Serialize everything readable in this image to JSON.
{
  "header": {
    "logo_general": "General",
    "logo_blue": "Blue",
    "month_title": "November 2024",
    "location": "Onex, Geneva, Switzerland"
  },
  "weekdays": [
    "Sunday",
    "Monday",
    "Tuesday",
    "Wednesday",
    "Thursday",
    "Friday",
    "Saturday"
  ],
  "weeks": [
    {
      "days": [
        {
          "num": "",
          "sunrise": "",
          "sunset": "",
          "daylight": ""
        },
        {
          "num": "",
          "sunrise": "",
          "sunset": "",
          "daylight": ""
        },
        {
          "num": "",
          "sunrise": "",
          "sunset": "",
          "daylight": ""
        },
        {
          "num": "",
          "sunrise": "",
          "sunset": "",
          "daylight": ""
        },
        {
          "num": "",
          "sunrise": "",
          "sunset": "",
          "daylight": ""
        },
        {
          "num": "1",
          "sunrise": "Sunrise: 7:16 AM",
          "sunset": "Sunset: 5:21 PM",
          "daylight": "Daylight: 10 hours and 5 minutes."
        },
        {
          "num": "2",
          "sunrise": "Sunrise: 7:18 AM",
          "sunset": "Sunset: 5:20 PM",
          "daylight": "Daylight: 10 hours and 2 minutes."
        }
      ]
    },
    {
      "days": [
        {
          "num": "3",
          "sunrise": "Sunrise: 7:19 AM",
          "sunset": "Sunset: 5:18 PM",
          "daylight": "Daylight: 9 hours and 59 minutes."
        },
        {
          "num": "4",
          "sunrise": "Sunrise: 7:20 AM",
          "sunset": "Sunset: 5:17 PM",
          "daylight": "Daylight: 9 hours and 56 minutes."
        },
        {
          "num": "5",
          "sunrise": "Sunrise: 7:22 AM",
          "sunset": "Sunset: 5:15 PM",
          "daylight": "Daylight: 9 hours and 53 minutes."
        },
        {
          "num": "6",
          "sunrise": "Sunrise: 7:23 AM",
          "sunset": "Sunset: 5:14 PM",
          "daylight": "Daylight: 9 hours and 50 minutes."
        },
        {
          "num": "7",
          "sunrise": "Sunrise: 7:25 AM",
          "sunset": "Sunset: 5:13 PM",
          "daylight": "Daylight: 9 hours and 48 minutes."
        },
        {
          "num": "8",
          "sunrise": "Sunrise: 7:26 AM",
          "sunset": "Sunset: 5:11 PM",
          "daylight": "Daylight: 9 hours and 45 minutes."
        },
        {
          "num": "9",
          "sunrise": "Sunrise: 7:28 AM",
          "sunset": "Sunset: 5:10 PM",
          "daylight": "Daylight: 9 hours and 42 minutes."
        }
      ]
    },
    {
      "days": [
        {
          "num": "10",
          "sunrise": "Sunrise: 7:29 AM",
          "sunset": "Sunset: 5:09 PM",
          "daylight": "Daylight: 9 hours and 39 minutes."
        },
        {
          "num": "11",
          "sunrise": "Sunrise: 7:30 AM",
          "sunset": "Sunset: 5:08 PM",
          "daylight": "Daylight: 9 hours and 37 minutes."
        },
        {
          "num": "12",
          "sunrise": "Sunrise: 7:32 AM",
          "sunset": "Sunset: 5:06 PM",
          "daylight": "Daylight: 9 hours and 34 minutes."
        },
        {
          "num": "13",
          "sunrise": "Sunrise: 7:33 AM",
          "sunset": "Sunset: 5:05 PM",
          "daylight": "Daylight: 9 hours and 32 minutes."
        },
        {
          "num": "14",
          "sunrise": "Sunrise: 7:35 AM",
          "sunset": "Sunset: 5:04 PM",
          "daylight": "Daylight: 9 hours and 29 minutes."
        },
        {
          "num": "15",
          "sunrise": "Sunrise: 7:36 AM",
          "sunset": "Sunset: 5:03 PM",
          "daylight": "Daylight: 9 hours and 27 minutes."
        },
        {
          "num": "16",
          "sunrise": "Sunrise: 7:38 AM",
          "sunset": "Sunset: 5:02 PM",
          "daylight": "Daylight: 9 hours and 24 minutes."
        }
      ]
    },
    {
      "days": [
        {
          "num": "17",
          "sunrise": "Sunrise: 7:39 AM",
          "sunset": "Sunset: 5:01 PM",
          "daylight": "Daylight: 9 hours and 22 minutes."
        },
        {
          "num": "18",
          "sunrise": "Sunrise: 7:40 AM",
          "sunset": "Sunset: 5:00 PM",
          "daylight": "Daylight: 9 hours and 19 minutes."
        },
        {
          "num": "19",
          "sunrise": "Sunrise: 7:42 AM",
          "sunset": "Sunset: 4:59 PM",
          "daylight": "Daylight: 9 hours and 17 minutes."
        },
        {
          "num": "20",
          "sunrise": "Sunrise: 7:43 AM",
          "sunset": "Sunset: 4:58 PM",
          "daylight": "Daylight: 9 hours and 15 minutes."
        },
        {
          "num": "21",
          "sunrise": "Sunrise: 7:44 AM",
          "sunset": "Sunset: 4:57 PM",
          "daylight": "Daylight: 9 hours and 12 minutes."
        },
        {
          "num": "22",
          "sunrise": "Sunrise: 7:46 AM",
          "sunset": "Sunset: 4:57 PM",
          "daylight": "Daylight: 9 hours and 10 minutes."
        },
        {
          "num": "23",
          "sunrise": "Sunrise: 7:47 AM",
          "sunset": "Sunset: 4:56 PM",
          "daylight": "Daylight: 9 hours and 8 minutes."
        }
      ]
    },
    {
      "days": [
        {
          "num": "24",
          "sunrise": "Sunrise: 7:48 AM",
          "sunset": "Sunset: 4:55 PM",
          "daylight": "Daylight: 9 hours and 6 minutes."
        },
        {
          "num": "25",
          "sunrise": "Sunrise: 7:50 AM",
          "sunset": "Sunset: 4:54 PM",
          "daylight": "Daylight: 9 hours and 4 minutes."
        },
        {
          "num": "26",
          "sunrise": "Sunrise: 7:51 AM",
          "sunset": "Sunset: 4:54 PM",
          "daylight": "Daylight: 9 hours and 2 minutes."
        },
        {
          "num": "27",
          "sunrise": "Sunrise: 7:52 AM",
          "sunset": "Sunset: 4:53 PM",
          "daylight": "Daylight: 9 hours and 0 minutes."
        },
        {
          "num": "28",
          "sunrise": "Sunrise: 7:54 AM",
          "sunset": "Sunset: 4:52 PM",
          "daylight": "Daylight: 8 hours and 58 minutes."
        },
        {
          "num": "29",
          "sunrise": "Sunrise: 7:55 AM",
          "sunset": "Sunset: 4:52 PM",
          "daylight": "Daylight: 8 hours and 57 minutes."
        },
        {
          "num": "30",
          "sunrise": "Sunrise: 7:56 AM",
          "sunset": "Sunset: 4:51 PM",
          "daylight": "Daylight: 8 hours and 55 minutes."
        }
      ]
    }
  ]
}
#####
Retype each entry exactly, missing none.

Serialize everything readable in this image to JSON.
{
  "header": {
    "logo_general": "General",
    "logo_blue": "Blue",
    "month_title": "November 2024",
    "location": "Onex, Geneva, Switzerland"
  },
  "weekdays": [
    "Sunday",
    "Monday",
    "Tuesday",
    "Wednesday",
    "Thursday",
    "Friday",
    "Saturday"
  ],
  "weeks": [
    {
      "days": [
        {
          "num": "",
          "sunrise": "",
          "sunset": "",
          "daylight": ""
        },
        {
          "num": "",
          "sunrise": "",
          "sunset": "",
          "daylight": ""
        },
        {
          "num": "",
          "sunrise": "",
          "sunset": "",
          "daylight": ""
        },
        {
          "num": "",
          "sunrise": "",
          "sunset": "",
          "daylight": ""
        },
        {
          "num": "",
          "sunrise": "",
          "sunset": "",
          "daylight": ""
        },
        {
          "num": "1",
          "sunrise": "Sunrise: 7:16 AM",
          "sunset": "Sunset: 5:21 PM",
          "daylight": "Daylight: 10 hours and 5 minutes."
        },
        {
          "num": "2",
          "sunrise": "Sunrise: 7:18 AM",
          "sunset": "Sunset: 5:20 PM",
          "daylight": "Daylight: 10 hours and 2 minutes."
        }
      ]
    },
    {
      "days": [
        {
          "num": "3",
          "sunrise": "Sunrise: 7:19 AM",
          "sunset": "Sunset: 5:18 PM",
          "daylight": "Daylight: 9 hours and 59 minutes."
        },
        {
          "num": "4",
          "sunrise": "Sunrise: 7:20 AM",
          "sunset": "Sunset: 5:17 PM",
          "daylight": "Daylight: 9 hours and 56 minutes."
        },
        {
          "num": "5",
          "sunrise": "Sunrise: 7:22 AM",
          "sunset": "Sunset: 5:15 PM",
          "daylight": "Daylight: 9 hours and 53 minutes."
        },
        {
          "num": "6",
          "sunrise": "Sunrise: 7:23 AM",
          "sunset": "Sunset: 5:14 PM",
          "daylight": "Daylight: 9 hours and 50 minutes."
        },
        {
          "num": "7",
          "sunrise": "Sunrise: 7:25 AM",
          "sunset": "Sunset: 5:13 PM",
          "daylight": "Daylight: 9 hours and 48 minutes."
        },
        {
          "num": "8",
          "sunrise": "Sunrise: 7:26 AM",
          "sunset": "Sunset: 5:11 PM",
          "daylight": "Daylight: 9 hours and 45 minutes."
        },
        {
          "num": "9",
          "sunrise": "Sunrise: 7:28 AM",
          "sunset": "Sunset: 5:10 PM",
          "daylight": "Daylight: 9 hours and 42 minutes."
        }
      ]
    },
    {
      "days": [
        {
          "num": "10",
          "sunrise": "Sunrise: 7:29 AM",
          "sunset": "Sunset: 5:09 PM",
          "daylight": "Daylight: 9 hours and 39 minutes."
        },
        {
          "num": "11",
          "sunrise": "Sunrise: 7:30 AM",
          "sunset": "Sunset: 5:08 PM",
          "daylight": "Daylight: 9 hours and 37 minutes."
        },
        {
          "num": "12",
          "sunrise": "Sunrise: 7:32 AM",
          "sunset": "Sunset: 5:06 PM",
          "daylight": "Daylight: 9 hours and 34 minutes."
        },
        {
          "num": "13",
          "sunrise": "Sunrise: 7:33 AM",
          "sunset": "Sunset: 5:05 PM",
          "daylight": "Daylight: 9 hours and 32 minutes."
        },
        {
          "num": "14",
          "sunrise": "Sunrise: 7:35 AM",
          "sunset": "Sunset: 5:04 PM",
          "daylight": "Daylight: 9 hours and 29 minutes."
        },
        {
          "num": "15",
          "sunrise": "Sunrise: 7:36 AM",
          "sunset": "Sunset: 5:03 PM",
          "daylight": "Daylight: 9 hours and 27 minutes."
        },
        {
          "num": "16",
          "sunrise": "Sunrise: 7:38 AM",
          "sunset": "Sunset: 5:02 PM",
          "daylight": "Daylight: 9 hours and 24 minutes."
        }
      ]
    },
    {
      "days": [
        {
          "num": "17",
          "sunrise": "Sunrise: 7:39 AM",
          "sunset": "Sunset: 5:01 PM",
          "daylight": "Daylight: 9 hours and 22 minutes."
        },
        {
          "num": "18",
          "sunrise": "Sunrise: 7:40 AM",
          "sunset": "Sunset: 5:00 PM",
          "daylight": "Daylight: 9 hours and 19 minutes."
        },
        {
          "num": "19",
          "sunrise": "Sunrise: 7:42 AM",
          "sunset": "Sunset: 4:59 PM",
          "daylight": "Daylight: 9 hours and 17 minutes."
        },
        {
          "num": "20",
          "sunrise": "Sunrise: 7:43 AM",
          "sunset": "Sunset: 4:58 PM",
          "daylight": "Daylight: 9 hours and 15 minutes."
        },
        {
          "num": "21",
          "sunrise": "Sunrise: 7:44 AM",
          "sunset": "Sunset: 4:57 PM",
          "daylight": "Daylight: 9 hours and 12 minutes."
        },
        {
          "num": "22",
          "sunrise": "Sunrise: 7:46 AM",
          "sunset": "Sunset: 4:57 PM",
          "daylight": "Daylight: 9 hours and 10 minutes."
        },
        {
          "num": "23",
          "sunrise": "Sunrise: 7:47 AM",
          "sunset": "Sunset: 4:56 PM",
          "daylight": "Daylight: 9 hours and 8 minutes."
        }
      ]
    },
    {
      "days": [
        {
          "num": "24",
          "sunrise": "Sunrise: 7:48 AM",
          "sunset": "Sunset: 4:55 PM",
          "daylight": "Daylight: 9 hours and 6 minutes."
        },
        {
          "num": "25",
          "sunrise": "Sunrise: 7:50 AM",
          "sunset": "Sunset: 4:54 PM",
          "daylight": "Daylight: 9 hours and 4 minutes."
        },
        {
          "num": "26",
          "sunrise": "Sunrise: 7:51 AM",
          "sunset": "Sunset: 4:54 PM",
          "daylight": "Daylight: 9 hours and 2 minutes."
        },
        {
          "num": "27",
          "sunrise": "Sunrise: 7:52 AM",
          "sunset": "Sunset: 4:53 PM",
          "daylight": "Daylight: 9 hours and 0 minutes."
        },
        {
          "num": "28",
          "sunrise": "Sunrise: 7:54 AM",
          "sunset": "Sunset: 4:52 PM",
          "daylight": "Daylight: 8 hours and 58 minutes."
        },
        {
          "num": "29",
          "sunrise": "Sunrise: 7:55 AM",
          "sunset": "Sunset: 4:52 PM",
          "daylight": "Daylight: 8 hours and 57 minutes."
        },
        {
          "num": "30",
          "sunrise": "Sunrise: 7:56 AM",
          "sunset": "Sunset: 4:51 PM",
          "daylight": "Daylight: 8 hours and 55 minutes."
        }
      ]
    }
  ]
}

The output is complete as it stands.